I found that when I x.mean() for an empty tensor x, I got nan. Is it intended or not?

I think it would confuse people.

Hi,

I think this behavior is intentional as it makes more sense than anything to me, at least.

This is the prefered implementation in numpy too.

Personally, I think mean of empty tensor can be defined in this way: `nothing/len(nothing)`

or clearer version `[nan] / len([nan])`

which only can produce two kind of output, 1. crash in runtime! 2. nan as the output

(I did not read the source code so I might be wrong about how it works exactly)

Also, if you look more intuitively, if we do not want to raise an exception, the best scenario is `nan`

as there are many numerical operation that might produce `nan`

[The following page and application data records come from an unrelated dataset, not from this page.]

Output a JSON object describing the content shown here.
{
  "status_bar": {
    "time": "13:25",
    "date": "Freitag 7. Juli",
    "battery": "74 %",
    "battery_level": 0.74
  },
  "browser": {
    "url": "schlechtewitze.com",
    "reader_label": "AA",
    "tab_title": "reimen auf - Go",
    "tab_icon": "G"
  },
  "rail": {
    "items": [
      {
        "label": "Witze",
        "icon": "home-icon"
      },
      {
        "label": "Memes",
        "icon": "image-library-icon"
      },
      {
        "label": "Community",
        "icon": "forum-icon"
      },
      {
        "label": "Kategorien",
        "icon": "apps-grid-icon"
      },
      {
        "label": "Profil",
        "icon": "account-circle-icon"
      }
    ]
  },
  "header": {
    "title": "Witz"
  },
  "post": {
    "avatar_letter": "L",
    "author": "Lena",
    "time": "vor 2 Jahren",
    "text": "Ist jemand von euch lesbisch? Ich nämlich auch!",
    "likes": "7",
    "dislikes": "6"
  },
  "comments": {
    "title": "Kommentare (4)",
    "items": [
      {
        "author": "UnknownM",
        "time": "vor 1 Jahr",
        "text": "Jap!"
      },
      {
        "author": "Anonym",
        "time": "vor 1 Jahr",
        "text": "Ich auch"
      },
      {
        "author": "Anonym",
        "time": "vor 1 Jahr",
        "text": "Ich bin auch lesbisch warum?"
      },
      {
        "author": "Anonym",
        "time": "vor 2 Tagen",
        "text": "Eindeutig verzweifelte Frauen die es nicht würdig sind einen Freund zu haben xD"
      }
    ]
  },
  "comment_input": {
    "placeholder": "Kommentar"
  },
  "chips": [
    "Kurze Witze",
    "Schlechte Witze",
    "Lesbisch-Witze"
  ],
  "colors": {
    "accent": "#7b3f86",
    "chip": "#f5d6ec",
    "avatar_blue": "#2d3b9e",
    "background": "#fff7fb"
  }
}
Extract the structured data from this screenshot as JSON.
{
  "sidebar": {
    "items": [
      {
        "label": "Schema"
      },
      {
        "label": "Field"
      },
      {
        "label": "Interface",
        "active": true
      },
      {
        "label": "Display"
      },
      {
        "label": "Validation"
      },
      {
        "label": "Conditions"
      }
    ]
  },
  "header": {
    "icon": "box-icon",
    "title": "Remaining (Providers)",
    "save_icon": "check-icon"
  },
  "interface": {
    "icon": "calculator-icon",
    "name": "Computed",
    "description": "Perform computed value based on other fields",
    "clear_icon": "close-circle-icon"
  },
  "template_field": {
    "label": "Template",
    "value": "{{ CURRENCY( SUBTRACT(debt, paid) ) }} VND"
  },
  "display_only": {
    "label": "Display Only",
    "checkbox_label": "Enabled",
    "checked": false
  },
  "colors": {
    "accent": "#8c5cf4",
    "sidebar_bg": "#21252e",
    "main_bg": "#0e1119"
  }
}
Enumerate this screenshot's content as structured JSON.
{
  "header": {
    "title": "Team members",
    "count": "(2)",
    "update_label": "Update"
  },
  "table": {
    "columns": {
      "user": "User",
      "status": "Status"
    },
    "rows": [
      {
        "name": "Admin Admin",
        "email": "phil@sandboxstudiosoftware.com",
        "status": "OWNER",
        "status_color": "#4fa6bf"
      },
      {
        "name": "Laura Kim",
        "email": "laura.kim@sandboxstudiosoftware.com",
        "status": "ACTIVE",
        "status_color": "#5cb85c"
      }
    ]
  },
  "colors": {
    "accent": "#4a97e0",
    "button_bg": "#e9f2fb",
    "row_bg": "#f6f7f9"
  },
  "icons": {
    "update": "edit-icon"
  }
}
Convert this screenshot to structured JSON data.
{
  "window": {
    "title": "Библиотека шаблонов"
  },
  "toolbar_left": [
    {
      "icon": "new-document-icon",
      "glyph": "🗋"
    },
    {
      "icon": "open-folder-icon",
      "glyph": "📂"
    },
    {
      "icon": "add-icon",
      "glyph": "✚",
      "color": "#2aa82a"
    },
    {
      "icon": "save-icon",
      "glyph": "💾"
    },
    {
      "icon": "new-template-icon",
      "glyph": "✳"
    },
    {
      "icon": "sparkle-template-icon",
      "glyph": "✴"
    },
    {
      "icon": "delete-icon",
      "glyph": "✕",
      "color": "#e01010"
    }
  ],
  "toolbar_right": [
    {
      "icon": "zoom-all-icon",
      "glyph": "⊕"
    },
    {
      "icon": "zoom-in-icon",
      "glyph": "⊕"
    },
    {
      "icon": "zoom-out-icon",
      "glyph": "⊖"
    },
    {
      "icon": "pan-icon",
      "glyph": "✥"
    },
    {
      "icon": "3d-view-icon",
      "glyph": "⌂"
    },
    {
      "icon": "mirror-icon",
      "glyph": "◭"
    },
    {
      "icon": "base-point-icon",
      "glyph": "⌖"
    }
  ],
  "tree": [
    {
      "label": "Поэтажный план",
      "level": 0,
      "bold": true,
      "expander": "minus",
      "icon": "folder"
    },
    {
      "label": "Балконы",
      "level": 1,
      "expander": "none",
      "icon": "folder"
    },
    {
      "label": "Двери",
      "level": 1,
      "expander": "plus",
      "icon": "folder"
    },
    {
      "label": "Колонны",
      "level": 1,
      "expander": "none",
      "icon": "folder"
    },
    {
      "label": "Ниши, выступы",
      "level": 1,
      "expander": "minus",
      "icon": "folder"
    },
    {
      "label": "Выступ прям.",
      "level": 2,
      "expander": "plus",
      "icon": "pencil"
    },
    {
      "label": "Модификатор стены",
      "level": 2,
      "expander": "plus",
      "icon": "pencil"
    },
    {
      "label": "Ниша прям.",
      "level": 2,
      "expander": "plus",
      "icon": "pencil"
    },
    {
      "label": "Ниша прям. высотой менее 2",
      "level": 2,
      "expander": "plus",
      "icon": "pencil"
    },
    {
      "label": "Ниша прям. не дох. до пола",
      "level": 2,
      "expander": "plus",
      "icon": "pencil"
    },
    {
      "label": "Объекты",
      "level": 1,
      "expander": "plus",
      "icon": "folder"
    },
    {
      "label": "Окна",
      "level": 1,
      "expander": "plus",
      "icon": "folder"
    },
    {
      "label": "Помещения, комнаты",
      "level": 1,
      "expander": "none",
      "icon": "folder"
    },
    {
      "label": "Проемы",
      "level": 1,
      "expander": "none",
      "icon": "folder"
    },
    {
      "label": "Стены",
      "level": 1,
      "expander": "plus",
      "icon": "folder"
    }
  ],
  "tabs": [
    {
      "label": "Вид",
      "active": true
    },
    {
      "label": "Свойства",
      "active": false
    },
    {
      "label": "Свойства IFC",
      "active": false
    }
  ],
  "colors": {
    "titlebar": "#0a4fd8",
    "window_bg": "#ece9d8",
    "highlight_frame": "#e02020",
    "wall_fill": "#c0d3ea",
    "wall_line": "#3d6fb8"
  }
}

as an unexpected bahvior.

Can you explain what is your idea and prefered bahvior? And why it would confuse people?

Bests

Thanks for the reply.

Well, I think `mean() of an empty tensor`

should be` an empty tensor`

.

How can we consider `empty`

when we for sure know that `len(an empty array)=0`

?

Actually, this happens:

`torch.sum(a) / len(a)`

, and obviously `len(a)=0`

, so if `torch.sum(a)`

becomes anything rather than `0`

, then division by zero exception will occur.

Also, `torch.sum(torch.tensor([np.nan])) = tensor[nan]`

so `[nan] / 0 = nan`

.

Although there might be some other reasons due to stability which I do not know about.

The main question that I have too is that why the sum of empty array is zero? Although in the case of mean, it wonâ€™t make a difference as `nan/nan = nan = zero/nan `

.

After googling, I found that in numpy, fortran intrinsics follow this behavior:

So as torch tries to implement similar behavior to numpy, same idea is happening here.

I hope someone can explain more accurately.